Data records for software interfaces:
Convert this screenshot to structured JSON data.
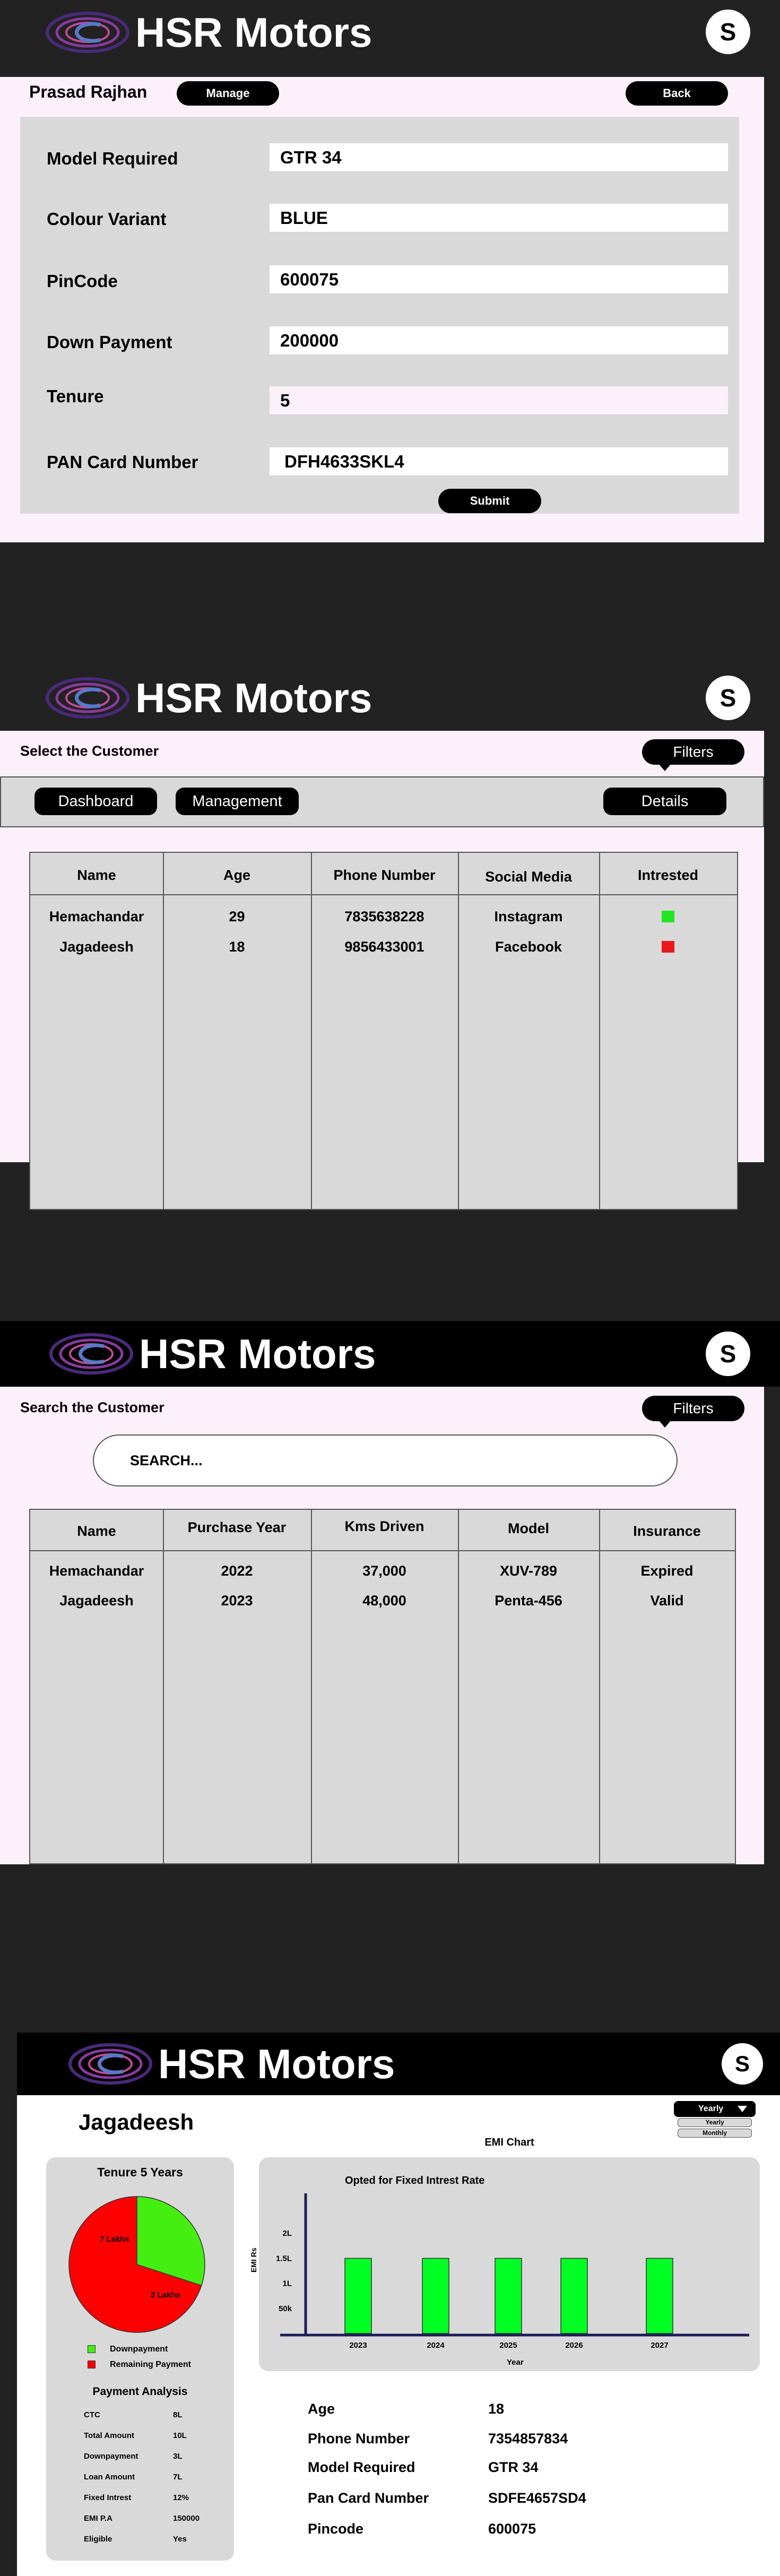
{
  "brand": {
    "name": "HSR Motors",
    "avatar_initial": "S"
  },
  "order_form": {
    "customer_name": "Prasad Rajhan",
    "manage_label": "Manage",
    "back_label": "Back",
    "fields": [
      {
        "label": "Model Required",
        "value": "GTR 34"
      },
      {
        "label": "Colour Variant",
        "value": "BLUE"
      },
      {
        "label": "PinCode",
        "value": "600075"
      },
      {
        "label": "Down Payment",
        "value": "200000"
      },
      {
        "label": "Tenure",
        "value": "5"
      },
      {
        "label": "PAN Card Number",
        "value": "DFH4633SKL4"
      }
    ],
    "submit_label": "Submit"
  },
  "select_customer": {
    "title": "Select the Customer",
    "filters_label": "Filters",
    "nav": {
      "dashboard": "Dashboard",
      "management": "Management",
      "details": "Details"
    },
    "headers": [
      "Name",
      "Age",
      "Phone Number",
      "Social Media",
      "Intrested"
    ],
    "rows": [
      {
        "name": "Hemachandar",
        "age": "29",
        "phone": "7835638228",
        "social": "Instagram",
        "interested_color": "#22e622"
      },
      {
        "name": "Jagadeesh",
        "age": "18",
        "phone": "9856433001",
        "social": "Facebook",
        "interested_color": "#e61a1a"
      }
    ]
  },
  "search_customer": {
    "title": "Search the Customer",
    "filters_label": "Filters",
    "search_placeholder": "SEARCH...",
    "headers": [
      "Name",
      "Purchase Year",
      "Kms Driven",
      "Model",
      "Insurance"
    ],
    "rows": [
      {
        "name": "Hemachandar",
        "year": "2022",
        "kms": "37,000",
        "model": "XUV-789",
        "insurance": "Expired"
      },
      {
        "name": "Jagadeesh",
        "year": "2023",
        "kms": "48,000",
        "model": "Penta-456",
        "insurance": "Valid"
      }
    ]
  },
  "details": {
    "customer_name": "Jagadeesh",
    "period_select": {
      "selected": "Yearly",
      "options": [
        "Yearly",
        "Monthly"
      ]
    },
    "tenure_title": "Tenure 5 Years",
    "pie": {
      "slices": [
        {
          "label": "7 Lakhs",
          "value": 7,
          "color": "#ff0000"
        },
        {
          "label": "3 Lakhs",
          "value": 3,
          "color": "#44ee11"
        }
      ],
      "legend": [
        {
          "label": "Downpayment",
          "color": "#44ee11"
        },
        {
          "label": "Remaining Payment",
          "color": "#ff0000"
        }
      ]
    },
    "payment_title": "Payment Analysis",
    "payment_rows": [
      {
        "k": "CTC",
        "v": "8L"
      },
      {
        "k": "Total Amount",
        "v": "10L"
      },
      {
        "k": "Downpayment",
        "v": "3L"
      },
      {
        "k": "Loan Amount",
        "v": "7L"
      },
      {
        "k": "Fixed Intrest",
        "v": "12%"
      },
      {
        "k": "EMI P.A",
        "v": "150000"
      },
      {
        "k": "Eligible",
        "v": "Yes"
      }
    ],
    "info": [
      {
        "k": "Age",
        "v": "18"
      },
      {
        "k": "Phone Number",
        "v": "7354857834"
      },
      {
        "k": "Model Required",
        "v": "GTR 34"
      },
      {
        "k": "Pan Card Number",
        "v": "SDFE4657SD4"
      },
      {
        "k": "Pincode",
        "v": "600075"
      }
    ]
  },
  "chart_data": {
    "type": "bar",
    "title": "EMI Chart",
    "subtitle": "Opted for Fixed Intrest Rate",
    "xlabel": "Year",
    "ylabel": "EMI Rs",
    "categories": [
      "2023",
      "2024",
      "2025",
      "2026",
      "2027"
    ],
    "values": [
      150000,
      150000,
      150000,
      150000,
      150000
    ],
    "y_ticks": [
      {
        "v": 50000,
        "label": "50k"
      },
      {
        "v": 100000,
        "label": "1L"
      },
      {
        "v": 150000,
        "label": "1.5L"
      },
      {
        "v": 200000,
        "label": "2L"
      }
    ],
    "ylim": [
      0,
      250000
    ],
    "color": "#00ff22"
  }
}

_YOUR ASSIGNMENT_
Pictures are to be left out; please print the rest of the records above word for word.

_RESULT OF THE EXERCISE_
Convert this screenshot to structured JSON data.
{
  "brand": {
    "name": "HSR Motors",
    "avatar_initial": "S"
  },
  "order_form": {
    "customer_name": "Prasad Rajhan",
    "manage_label": "Manage",
    "back_label": "Back",
    "fields": [
      {
        "label": "Model Required",
        "value": "GTR 34"
      },
      {
        "label": "Colour Variant",
        "value": "BLUE"
      },
      {
        "label": "PinCode",
        "value": "600075"
      },
      {
        "label": "Down Payment",
        "value": "200000"
      },
      {
        "label": "Tenure",
        "value": "5"
      },
      {
        "label": "PAN Card Number",
        "value": "DFH4633SKL4"
      }
    ],
    "submit_label": "Submit"
  },
  "select_customer": {
    "title": "Select the Customer",
    "filters_label": "Filters",
    "nav": {
      "dashboard": "Dashboard",
      "management": "Management",
      "details": "Details"
    },
    "headers": [
      "Name",
      "Age",
      "Phone Number",
      "Social Media",
      "Intrested"
    ],
    "rows": [
      {
        "name": "Hemachandar",
        "age": "29",
        "phone": "7835638228",
        "social": "Instagram",
        "interested_color": "#22e622"
      },
      {
        "name": "Jagadeesh",
        "age": "18",
        "phone": "9856433001",
        "social": "Facebook",
        "interested_color": "#e61a1a"
      }
    ]
  },
  "search_customer": {
    "title": "Search the Customer",
    "filters_label": "Filters",
    "search_placeholder": "SEARCH...",
    "headers": [
      "Name",
      "Purchase Year",
      "Kms Driven",
      "Model",
      "Insurance"
    ],
    "rows": [
      {
        "name": "Hemachandar",
        "year": "2022",
        "kms": "37,000",
        "model": "XUV-789",
        "insurance": "Expired"
      },
      {
        "name": "Jagadeesh",
        "year": "2023",
        "kms": "48,000",
        "model": "Penta-456",
        "insurance": "Valid"
      }
    ]
  },
  "details": {
    "customer_name": "Jagadeesh",
    "period_select": {
      "selected": "Yearly",
      "options": [
        "Yearly",
        "Monthly"
      ]
    },
    "tenure_title": "Tenure 5 Years",
    "pie": {
      "slices": [
        {
          "label": "7 Lakhs",
          "value": 7,
          "color": "#ff0000"
        },
        {
          "label": "3 Lakhs",
          "value": 3,
          "color": "#44ee11"
        }
      ],
      "legend": [
        {
          "label": "Downpayment",
          "color": "#44ee11"
        },
        {
          "label": "Remaining Payment",
          "color": "#ff0000"
        }
      ]
    },
    "payment_title": "Payment Analysis",
    "payment_rows": [
      {
        "k": "CTC",
        "v": "8L"
      },
      {
        "k": "Total Amount",
        "v": "10L"
      },
      {
        "k": "Downpayment",
        "v": "3L"
      },
      {
        "k": "Loan Amount",
        "v": "7L"
      },
      {
        "k": "Fixed Intrest",
        "v": "12%"
      },
      {
        "k": "EMI P.A",
        "v": "150000"
      },
      {
        "k": "Eligible",
        "v": "Yes"
      }
    ],
    "info": [
      {
        "k": "Age",
        "v": "18"
      },
      {
        "k": "Phone Number",
        "v": "7354857834"
      },
      {
        "k": "Model Required",
        "v": "GTR 34"
      },
      {
        "k": "Pan Card Number",
        "v": "SDFE4657SD4"
      },
      {
        "k": "Pincode",
        "v": "600075"
      }
    ]
  },
  "chart_data": {
    "type": "bar",
    "title": "EMI Chart",
    "subtitle": "Opted for Fixed Intrest Rate",
    "xlabel": "Year",
    "ylabel": "EMI Rs",
    "categories": [
      "2023",
      "2024",
      "2025",
      "2026",
      "2027"
    ],
    "values": [
      150000,
      150000,
      150000,
      150000,
      150000
    ],
    "y_ticks": [
      {
        "v": 50000,
        "label": "50k"
      },
      {
        "v": 100000,
        "label": "1L"
      },
      {
        "v": 150000,
        "label": "1.5L"
      },
      {
        "v": 200000,
        "label": "2L"
      }
    ],
    "ylim": [
      0,
      250000
    ],
    "color": "#00ff22"
  }
}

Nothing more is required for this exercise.